Britain's open for business. And wants companies who have 'off-shored' their business to Asia and elsewhere - to come home to help boost Britain's economy. That was the message from David Cameron at this year's World Economic Forum in Davos. SOUNDBITE: David Cameron, UK Prime Minister, saying (English): "For years the West has been written off. People say that we are facing some sort of inevitable decline.'' The Prime Minister is hoping cheap energy from shale gas and less regulation would be just some of the incentives. SOUNDBITE: David Cameron, UK Prime Minister, saying (English): "There is now an opportunity for the reverse. There is an opportunity for some of those jobs to come back." The government says well-known companies including Raspberry Pi, Jaegar and Vent-axia have already returned to Britain. Now a new government-sponsored service called Reshore UK has been set-up to help firms which want to do the same. BCG's Mike Ingram says Britain is more attractive now. SOUNDBITE: Mike Ingram, BGC Partners, saying (English): "The things that businesses were concerned about, they were concerned about the macroeconomics economic environment. Now, certainly that has improved over the last 12 months in Britain.
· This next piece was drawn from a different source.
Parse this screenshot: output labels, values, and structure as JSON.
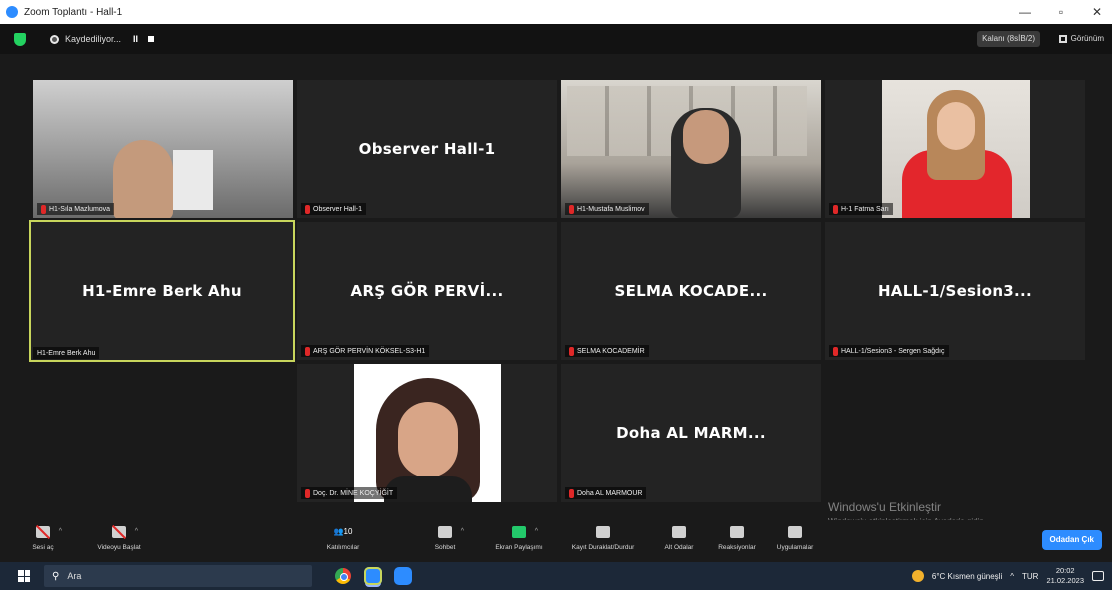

The other thing they were worried about was financing conditions; those have eased." The news that UK interest rates are likely to remain low should also help. The Bank of England governor, Mark Carney, appears to have ruled out an immediate hike even though unemployment has fallen to 7.1% - just a shade higher than the threshold at which he had indicated the BOE would consider a hike. Though that may leave Carney in a difficult spot over his forward guidance policy. SOUNDBITE: Mike Ingram, BGC Partners, saying (English): "If he moves the threshold to 6.5 percent unemployment rate, that's the rate the Bank of England thinks that the labour market becomes inflationary. Or he says this number doesn't really mean anything at all." Cameron is under pressure to prove that Britain's surprisingly strong economic recovery is sustainable. But he acknowledged there were still problems - and asked for patience from those who have yet to feel the benefits of the economic recovery.